That’s according to the Microfinance Information Exchange, a microfinance business information provider. Individual institutions such as Accion and Kiva report anywhere from 95 to 100 percent as their average loan repayment rate. What seems like a small loan to lenders can go very far for low-income entrepreneurs by giving them a launching pad to build a sustainable business. The average microfinance loan for Kiva is about $400.

7. Empowering women through microfinance will improve economies

Many microfinance programs target women, and for good reason. Studies have shown that women are the change agents in families; when they have resources, they use them to benefit their children. According to the World Bank, countries that invest in the social and economic status of women have lower poverty rates. Just one extra year of secondary schooling for girls results in wage increases up to 20 percent.

8. Microfinance is not just for business loans

Most borrowers ask for loan capital to start or expand a business, but that’s not the only reason. Almost 90 percent of people in developing countries said they use banks to store money for personal use, aaccording to a survey from the World Bank and the Gates Foundation. The most common reason for taking out a loan is for family emergencies. That’s closely followed by school fees and home construction. Kiva stated that some people use the microsavings to start an account for their cash earnings. Other microfinance loans are specifically for housing costs or school fees, which are very expensive in developing countries.

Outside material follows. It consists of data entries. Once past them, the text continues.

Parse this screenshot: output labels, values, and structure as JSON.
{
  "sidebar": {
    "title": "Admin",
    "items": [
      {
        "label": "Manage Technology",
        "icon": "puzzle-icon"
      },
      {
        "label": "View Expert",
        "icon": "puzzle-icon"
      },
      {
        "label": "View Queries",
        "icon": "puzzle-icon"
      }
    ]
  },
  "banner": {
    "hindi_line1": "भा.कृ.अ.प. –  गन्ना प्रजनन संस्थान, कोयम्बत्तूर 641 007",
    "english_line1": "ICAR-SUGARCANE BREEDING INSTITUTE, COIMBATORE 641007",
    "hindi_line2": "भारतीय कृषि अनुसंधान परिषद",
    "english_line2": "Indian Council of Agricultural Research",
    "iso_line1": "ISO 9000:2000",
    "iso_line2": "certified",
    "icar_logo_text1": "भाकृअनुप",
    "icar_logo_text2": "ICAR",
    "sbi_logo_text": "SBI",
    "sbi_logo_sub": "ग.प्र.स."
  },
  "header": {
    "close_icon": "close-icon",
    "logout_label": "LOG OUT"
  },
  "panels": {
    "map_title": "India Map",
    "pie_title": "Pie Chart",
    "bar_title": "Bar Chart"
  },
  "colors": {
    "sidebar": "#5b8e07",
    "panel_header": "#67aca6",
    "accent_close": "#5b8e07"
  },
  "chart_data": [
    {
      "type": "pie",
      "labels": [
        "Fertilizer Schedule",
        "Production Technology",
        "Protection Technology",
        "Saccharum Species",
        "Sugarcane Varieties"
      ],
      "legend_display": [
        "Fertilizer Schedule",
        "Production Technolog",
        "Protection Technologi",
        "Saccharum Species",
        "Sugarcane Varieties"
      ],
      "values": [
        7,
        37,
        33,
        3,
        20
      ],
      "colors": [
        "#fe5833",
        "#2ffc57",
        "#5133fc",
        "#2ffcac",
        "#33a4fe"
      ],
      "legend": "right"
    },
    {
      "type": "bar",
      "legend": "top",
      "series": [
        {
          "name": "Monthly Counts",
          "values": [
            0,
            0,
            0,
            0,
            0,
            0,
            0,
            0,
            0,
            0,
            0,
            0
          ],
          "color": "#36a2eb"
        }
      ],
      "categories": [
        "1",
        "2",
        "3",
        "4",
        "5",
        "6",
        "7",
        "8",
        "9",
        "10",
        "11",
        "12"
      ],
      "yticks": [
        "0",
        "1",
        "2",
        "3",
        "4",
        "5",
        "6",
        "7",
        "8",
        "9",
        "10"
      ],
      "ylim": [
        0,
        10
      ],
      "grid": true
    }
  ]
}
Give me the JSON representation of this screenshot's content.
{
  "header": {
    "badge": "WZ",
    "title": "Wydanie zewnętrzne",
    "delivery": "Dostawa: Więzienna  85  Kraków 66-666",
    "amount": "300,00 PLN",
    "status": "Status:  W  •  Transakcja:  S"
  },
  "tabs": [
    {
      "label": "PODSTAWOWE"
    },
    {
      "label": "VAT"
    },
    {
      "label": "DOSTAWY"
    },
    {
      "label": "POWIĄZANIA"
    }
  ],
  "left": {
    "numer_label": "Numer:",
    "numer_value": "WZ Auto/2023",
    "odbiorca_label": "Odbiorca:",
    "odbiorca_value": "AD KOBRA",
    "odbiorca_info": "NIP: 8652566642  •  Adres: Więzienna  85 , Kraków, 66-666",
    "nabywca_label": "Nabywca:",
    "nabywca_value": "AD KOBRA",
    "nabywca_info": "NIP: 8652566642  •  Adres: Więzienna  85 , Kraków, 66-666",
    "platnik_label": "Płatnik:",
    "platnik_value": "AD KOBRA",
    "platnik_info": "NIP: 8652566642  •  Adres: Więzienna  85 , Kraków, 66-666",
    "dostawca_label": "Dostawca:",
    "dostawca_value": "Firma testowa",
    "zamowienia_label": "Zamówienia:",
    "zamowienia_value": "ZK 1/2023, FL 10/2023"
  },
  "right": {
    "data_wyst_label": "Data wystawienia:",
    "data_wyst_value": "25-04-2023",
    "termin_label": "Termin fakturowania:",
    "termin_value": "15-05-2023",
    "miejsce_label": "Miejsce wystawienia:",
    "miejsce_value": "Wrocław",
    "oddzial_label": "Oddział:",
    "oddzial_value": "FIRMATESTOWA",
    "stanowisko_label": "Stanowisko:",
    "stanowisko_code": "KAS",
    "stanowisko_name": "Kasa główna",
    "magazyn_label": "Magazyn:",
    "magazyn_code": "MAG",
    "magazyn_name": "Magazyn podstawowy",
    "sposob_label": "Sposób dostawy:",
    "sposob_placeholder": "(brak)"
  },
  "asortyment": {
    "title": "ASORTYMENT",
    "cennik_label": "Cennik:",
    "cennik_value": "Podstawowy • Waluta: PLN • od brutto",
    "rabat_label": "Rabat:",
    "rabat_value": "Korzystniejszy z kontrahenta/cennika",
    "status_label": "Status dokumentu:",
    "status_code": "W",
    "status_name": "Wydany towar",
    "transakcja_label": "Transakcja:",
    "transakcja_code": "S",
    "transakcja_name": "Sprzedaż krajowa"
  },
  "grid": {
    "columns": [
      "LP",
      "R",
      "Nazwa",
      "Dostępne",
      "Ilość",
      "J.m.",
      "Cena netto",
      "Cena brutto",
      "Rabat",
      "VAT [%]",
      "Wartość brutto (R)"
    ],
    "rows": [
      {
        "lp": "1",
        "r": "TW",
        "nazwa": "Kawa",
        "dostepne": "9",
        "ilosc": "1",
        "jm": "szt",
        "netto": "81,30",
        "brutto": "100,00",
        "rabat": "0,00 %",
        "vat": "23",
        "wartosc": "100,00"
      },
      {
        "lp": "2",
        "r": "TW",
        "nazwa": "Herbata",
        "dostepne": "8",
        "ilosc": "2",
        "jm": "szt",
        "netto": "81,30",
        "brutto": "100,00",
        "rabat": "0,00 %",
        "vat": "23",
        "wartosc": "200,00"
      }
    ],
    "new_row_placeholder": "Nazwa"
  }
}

9. The global microfinance market is expected to grow 16.6% by 2016

From 2012 to 2016, the compound annual growth rate (CAGR) of the global microfinance will rise at a rate of 16.6 percent, according to TechNavio analysts. Much of this growth is due to finding untapped markets around the world and the appearance of more credit bureaus for microfinance institutions. Still, the main vendors of microfinance loans are Compartamos Banco in Mexico, Grameen Bank in Bangladesh, and SKS Microfinance and Bandhan Financial Services Pvt. Ltd. in India.

10. There are several different models of microfinancing

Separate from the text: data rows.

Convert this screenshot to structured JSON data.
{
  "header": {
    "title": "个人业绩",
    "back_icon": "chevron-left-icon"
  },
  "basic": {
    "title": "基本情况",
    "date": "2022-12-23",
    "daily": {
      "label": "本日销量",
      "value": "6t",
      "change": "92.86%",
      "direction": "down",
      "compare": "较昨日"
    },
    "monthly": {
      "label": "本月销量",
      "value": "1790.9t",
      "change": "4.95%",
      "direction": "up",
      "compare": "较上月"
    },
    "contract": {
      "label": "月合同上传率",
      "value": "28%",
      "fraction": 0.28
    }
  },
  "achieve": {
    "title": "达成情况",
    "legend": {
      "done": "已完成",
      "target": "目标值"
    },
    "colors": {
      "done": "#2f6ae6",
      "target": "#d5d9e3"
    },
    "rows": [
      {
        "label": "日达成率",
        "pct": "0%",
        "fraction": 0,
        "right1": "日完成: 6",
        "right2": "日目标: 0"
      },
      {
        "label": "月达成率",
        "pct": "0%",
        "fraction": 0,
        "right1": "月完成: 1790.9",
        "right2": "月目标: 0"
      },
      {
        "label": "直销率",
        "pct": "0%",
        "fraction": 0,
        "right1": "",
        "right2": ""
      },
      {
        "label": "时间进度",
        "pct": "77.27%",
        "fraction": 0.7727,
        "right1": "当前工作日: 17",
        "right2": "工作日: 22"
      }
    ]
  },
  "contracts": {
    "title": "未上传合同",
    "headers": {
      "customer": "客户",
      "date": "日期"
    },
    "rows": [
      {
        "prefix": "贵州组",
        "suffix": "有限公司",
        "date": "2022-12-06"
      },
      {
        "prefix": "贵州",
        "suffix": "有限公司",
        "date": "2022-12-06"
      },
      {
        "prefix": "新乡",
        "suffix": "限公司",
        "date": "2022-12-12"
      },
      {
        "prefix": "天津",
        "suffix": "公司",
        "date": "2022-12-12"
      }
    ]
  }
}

  • Collective repayment: The Grameen Bank model originally used group-lending, or microcredit, in which small groups of community members were bound to borrowers by a moral guarantee in lieu of the collateral required by traditional banks. This model of social responsibility worked well in Bangladesh, and many countries localize the model to fit their ethics and needs.

  • Micro-banks and microfinance institutions: For-profit models include rural micro-banks that vary depending on the community and location. One example is India’s ICICI Bank, which has subsidiaries in Europe and Asia that provide microcredit and microfinance loans. Micro-banks also exist in the U.S., and have a hard time competing here because of major competition. But in developing countries, they can fare well as the only option. Other microfinance institutions include schools, nonprofits, and agencies.

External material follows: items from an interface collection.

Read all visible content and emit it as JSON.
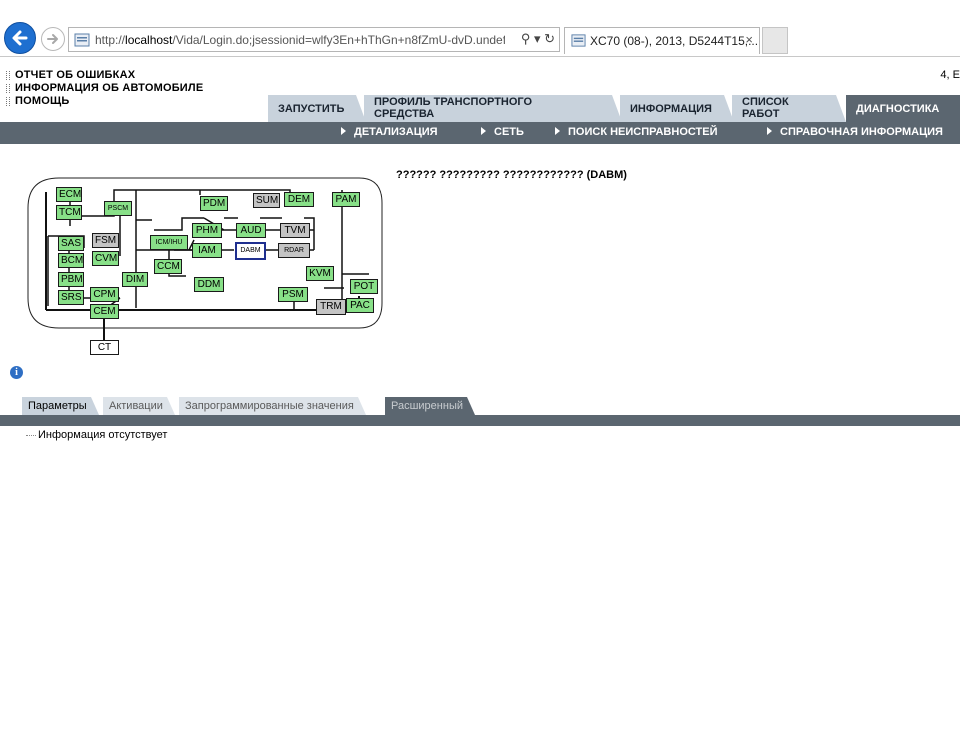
{
  "browser": {
    "url_prefix": "http://",
    "url_host": "localhost",
    "url_path": "/Vida/Login.do;jsessionid=wlfy3En+hThGn+n8fZmU-dvD.undef",
    "address_tools": "⚲ ▾ ↻",
    "tab_title": "XC70 (08-), 2013, D5244T15,...",
    "tab_close": "×"
  },
  "header": {
    "left_links": [
      "ОТЧЕТ ОБ ОШИБКАХ",
      "ИНФОРМАЦИЯ ОБ АВТОМОБИЛЕ",
      "ПОМОЩЬ"
    ],
    "top_right": "4, E"
  },
  "main_tabs": [
    {
      "label": "ЗАПУСТИТЬ",
      "active": false
    },
    {
      "label": "ПРОФИЛЬ ТРАНСПОРТНОГО",
      "label2": "СРЕДСТВА",
      "active": false
    },
    {
      "label": "ИНФОРМАЦИЯ",
      "active": false
    },
    {
      "label": "СПИСОК",
      "label2": "РАБОТ",
      "active": false
    },
    {
      "label": "ДИАГНОСТИКА",
      "active": true
    }
  ],
  "sub_nav": [
    "ДЕТАЛИЗАЦИЯ",
    "СЕТЬ",
    "ПОИСК НЕИСПРАВНОСТЕЙ",
    "СПРАВОЧНАЯ ИНФОРМАЦИЯ"
  ],
  "ecu_title": "?????? ????????? ???????????? (DABM)",
  "network_modules": {
    "ECM": "ECM",
    "TCM": "TCM",
    "PSCM": "PSCM",
    "PDM": "PDM",
    "SUM": "SUM",
    "DEM": "DEM",
    "PAM": "PAM",
    "SAS": "SAS",
    "FSM": "FSM",
    "ICM": "ICM/IHU",
    "PHM": "PHM",
    "AUD": "AUD",
    "TVM": "TVM",
    "BCM": "BCM",
    "CVM": "CVM",
    "IAM": "IAM",
    "DABM": "DABM",
    "RDAR": "RDAR",
    "CCM": "CCM",
    "KVM": "KVM",
    "PBM": "PBM",
    "DIM": "DIM",
    "DDM": "DDM",
    "POT": "POT",
    "SRS": "SRS",
    "CPM": "CPM",
    "PSM": "PSM",
    "CEM": "CEM",
    "TRM": "TRM",
    "PAC": "PAC",
    "CT": "CT"
  },
  "info_icon_glyph": "i",
  "sub_tabs": [
    {
      "label": "Параметры",
      "active": false
    },
    {
      "label": "Активации",
      "active": false
    },
    {
      "label": "Запрограммированные значения",
      "active": false
    },
    {
      "label": "Расширенный",
      "active": true
    }
  ],
  "result_text": "Информация отсутствует",
  "colors": {
    "module_ok": "#88e088",
    "module_no_response": "#c4c4c4",
    "nav_dark": "#5b6670",
    "tab_light": "#c8d2dc",
    "selected_border": "#1f2f8f"
  }
}
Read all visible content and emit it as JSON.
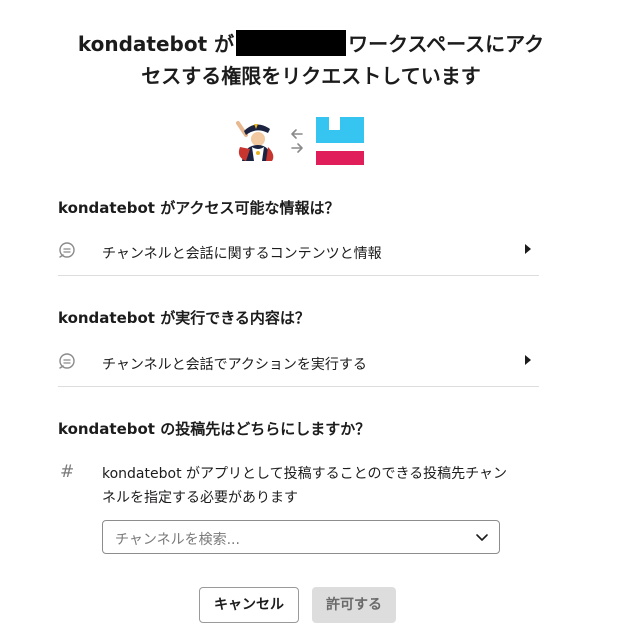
{
  "header": {
    "title_prefix": "kondatebot が",
    "title_suffix": "ワークスペースにアク",
    "title_line2": "セスする権限をリクエストしています"
  },
  "icons": {
    "app_avatar": "bot-avatar-icon",
    "arrows": "swap-arrows-icon",
    "workspace_logo": "workspace-logo-icon",
    "workspace_colors": [
      "#36c5f0",
      "#e01e5a"
    ]
  },
  "sections": {
    "access": {
      "heading": "kondatebot がアクセス可能な情報は？",
      "item_label": "チャンネルと会話に関するコンテンツと情報"
    },
    "actions": {
      "heading": "kondatebot が実行できる内容は？",
      "item_label": "チャンネルと会話でアクションを実行する"
    },
    "post": {
      "heading": "kondatebot の投稿先はどちらにしますか？",
      "hash_symbol": "#",
      "description": "kondatebot がアプリとして投稿することのできる投稿先チャンネルを指定する必要があります",
      "select_placeholder": "チャンネルを検索..."
    }
  },
  "buttons": {
    "cancel": "キャンセル",
    "allow": "許可する"
  }
}
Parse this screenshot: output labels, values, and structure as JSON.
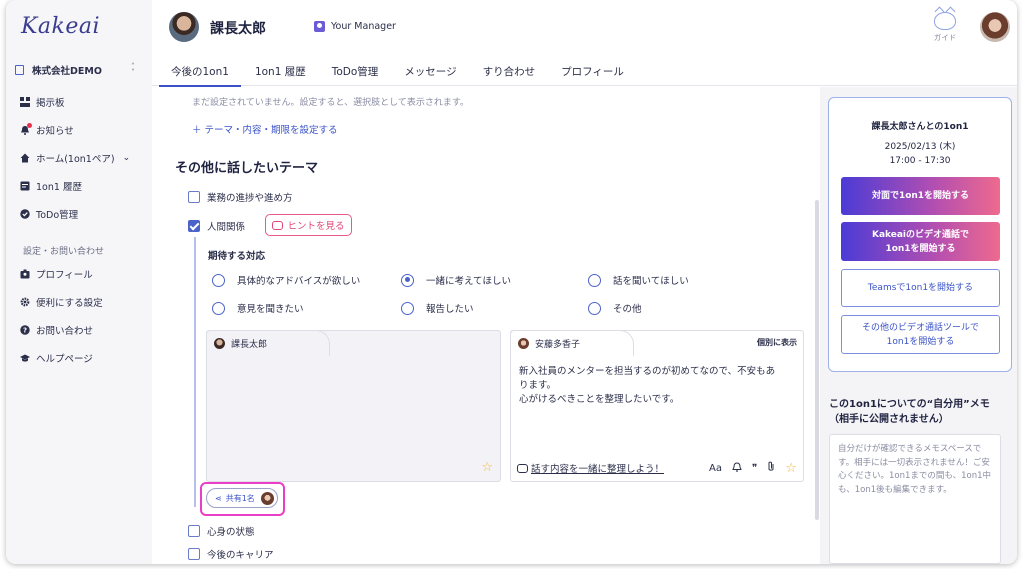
{
  "app": {
    "logo": "Kakeai"
  },
  "sidebar": {
    "company": "株式会社DEMO",
    "items": [
      {
        "label": "掲示板"
      },
      {
        "label": "お知らせ"
      },
      {
        "label": "ホーム(1on1ペア)"
      },
      {
        "label": "1on1 履歴"
      },
      {
        "label": "ToDo管理"
      }
    ],
    "section_label": "設定・お問い合わせ",
    "settings": [
      {
        "label": "プロフィール"
      },
      {
        "label": "便利にする設定"
      },
      {
        "label": "お問い合わせ"
      },
      {
        "label": "ヘルプページ"
      }
    ]
  },
  "header": {
    "name": "課長太郎",
    "role_badge": "Your Manager",
    "guide_label": "ガイド",
    "tabs": [
      {
        "label": "今後の1on1",
        "active": true
      },
      {
        "label": "1on1 履歴"
      },
      {
        "label": "ToDo管理"
      },
      {
        "label": "メッセージ"
      },
      {
        "label": "すり合わせ"
      },
      {
        "label": "プロフィール"
      }
    ]
  },
  "main": {
    "note": "まだ設定されていません。設定すると、選択肢として表示されます。",
    "set_theme_link": "＋  テーマ・内容・期限を設定する",
    "other_topics_title": "その他に話したいテーマ",
    "topics": [
      {
        "label": "業務の進捗や進め方",
        "checked": false
      },
      {
        "label": "人間関係",
        "checked": true
      },
      {
        "label": "心身の状態",
        "checked": false
      },
      {
        "label": "今後のキャリア",
        "checked": false
      }
    ],
    "hint_button": "ヒントを見る",
    "expectation_title": "期待する対応",
    "expectations": [
      {
        "label": "具体的なアドバイスが欲しい",
        "selected": false
      },
      {
        "label": "一緒に考えてほしい",
        "selected": true
      },
      {
        "label": "話を聞いてほしい",
        "selected": false
      },
      {
        "label": "意見を聞きたい",
        "selected": false
      },
      {
        "label": "報告したい",
        "selected": false
      },
      {
        "label": "その他",
        "selected": false
      }
    ],
    "manager_card": {
      "name": "課長太郎"
    },
    "member_card": {
      "name": "安藤多香子",
      "show_each": "個別に表示",
      "text_line1": "新入社員のメンターを担当するのが初めてなので、不安もあ",
      "text_line2": "ります。",
      "text_line3": "心がけるべきことを整理したいです。",
      "help_link": "話す内容を一緒に整理しよう！",
      "tool_font": "Aa",
      "tool_quote": "❞"
    },
    "share_pill": "共有1名"
  },
  "right_panel": {
    "title": "課長太郎さんとの1on1",
    "date": "2025/02/13 (木)",
    "time": "17:00 - 17:30",
    "btn_face": "対面で1on1を開始する",
    "btn_video_l1": "Kakeaiのビデオ通話で",
    "btn_video_l2": "1on1を開始する",
    "btn_teams": "Teamsで1on1を開始する",
    "btn_other_l1": "その他のビデオ通話ツールで",
    "btn_other_l2": "1on1を開始する",
    "memo_title_l1": "この1on1についての“自分用”メモ",
    "memo_title_l2": "（相手に公開されません）",
    "memo_placeholder": "自分だけが確認できるメモスペースです。相手には一切表示されません！ご安心ください。1on1までの間も、1on1中も、1on1後も編集できます。"
  },
  "colors": {
    "accent": "#3a52c7",
    "highlight": "#ea3ec6",
    "hint": "#e04677",
    "star": "#f0b840"
  }
}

  • Peer-to-peer lending: Nonprofit organizations like Zidisha and Kiva are examples of peer-to-peer lending. Zidisha is a database of borrowers that lenders speak with directly. No one censors the information or requests. Kiva, on the other hand, uses microfinance institutions on the ground to take care of the loan requests, though they have just launched the Zip model, which is more direct. They also censor and edit borrowers’ descriptions on the website for clarity.